– The inflationary predictions (Mukhanov & Chibisov 1981; Starobinsky 1983) originally computed for the R 2 model (Starobinsky 1980) to lowest order, 
ns − 1 is approximately equal to − 2/N,  r  is approximately equal to 12 N^2,   (48) 
are in good agreement with Planck 2018 data, confirming the previous 2013 and 2015 results. The 95% CL allowed range 49 < N∗ < 58 is compatible with the R^2 basic predictions N∗ = 54, corresponding to Treh ∼ 10^9 GeV (Bezrukov & Gorbunov 2012). A higher reheating temperature Treh ∼ 10^13 GeV, as predicted in Higgs inflation (Bezrukov & Shaposhnikov 2008), is also compatible with the Planck data. 
– Monomial potentials (Linde 1983) V(φ) = λM4 Pl (φ/MPl) p with p ≥ 2 are strongly disfavoured with respect to the R^2 model. For these values the Bayesian evidence is worse than in 2015 because of the smaller level of tensor modes allowed by BK14. Models with p = 1 or p = 2/3 (Silverstein & Westphal 2008; McAllister et al. 2010, 2014) are more compatible with the data. 
– There are several mechanisms which could lower the predictions for the tensor-to-scalar ratio for a given potential V(φ) in single-field inflationary models. Important examples are a subluminal inflaton speed of sound due to a nonstandard kinetic term (Garriga & Mukhanov 1999), a nonminimal coupling to gravity (Spokoiny 1984; Lucchin et al. 1986; Salopek et al. 1989; Fakir & Unruh 1990), or an additional damping term for the inflaton due to dissipation in other degrees of freedom, as in warm inflation (Berera 1995; Bastero-Gil et al. 2016). In the following we report on the constraints for a non-minimal coupling to gravity of the type F(φ)R with F(φ) = M2 Pl + ξφ2 . To be more specific, a quartic potential, which would be excluded at high statistical significance for a minimally-coupled scalar inflaton as seen from Table 5, can be reconciled with Planck and BK14 data for ξ > 0: we obtain a 95 % CL lower limit log10 ξ > −1.6 with ln B = −1.6. 
– Natural inflation (Freese et al. 1990; Adams et al. 1993) is disfavoured by the Planck 2018 plus BK14 data with a Bayes factor ln B = −4.2. 
– Within the class of hilltop inflationary models (Boubekeur & Lyth 2005) we find that a quartic potential provides a better fit than a quadratic one. In the quartic case we find the 95 % CL lower limit log10(µ2/MPl) > 1.1. 

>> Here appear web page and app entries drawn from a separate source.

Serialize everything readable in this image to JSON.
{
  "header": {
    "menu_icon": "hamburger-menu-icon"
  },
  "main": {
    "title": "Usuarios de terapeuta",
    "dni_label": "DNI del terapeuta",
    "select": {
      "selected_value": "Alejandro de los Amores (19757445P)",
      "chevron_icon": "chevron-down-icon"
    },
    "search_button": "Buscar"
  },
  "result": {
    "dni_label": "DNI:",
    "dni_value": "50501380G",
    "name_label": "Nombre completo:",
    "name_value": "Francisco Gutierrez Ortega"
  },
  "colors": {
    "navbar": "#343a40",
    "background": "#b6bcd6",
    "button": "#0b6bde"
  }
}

– D-brane inflationary models (Kachru et al. 2003; Dvali et al. 2001; Garc´ıa-Bellido et al. 2002) provide a good fit to Planck and BK14 data for a large portion of their parameter space. 
– For the simple one parameter class of inflationary potentials with exponential tails (Goncharov & Linde 1984; Stewart 1995; Dvali & Tye 1999; Burgess et al. 2002; Cicoli et al. 2009) we find ln B = −1.0. 
– Planck 2018 data strongly disfavour the hybrid model driven by logarithmic quantum corrections in spontaneously broken supersymmetric (SUSY) theories (Dvali et al. 1994), with ln B = −5.0. 
– Planck and BK14 data set tight constraints on α attractors (Kallosh et al. 2013; Ferrara et al. 2013). We obtain log10 α E 1 < 1.5 and log10 α E 2 < 1.2 at 95 % CL for the Emodel. We obtain slightly tighter 95 % CL bounds for the T-model, i.e., log10 α T 1 < 1.1 and log10 α T 2 < 1.0. Given the relation |RK| = 2/(3α) between the curvature of the Kahler ¨ geometry RK and α in some of the T-models motivated by supergravity, Planck and BK14 data imply a lower bound on |RK|, which is still in the low-curvature regime. The discrete set of values α = i/3 with an integer i in the range [1, 7] motivated by maximal supersymmetry (Ferrara & Kallosh 2016; Kallosh et al. 2017) is compatible with the current data.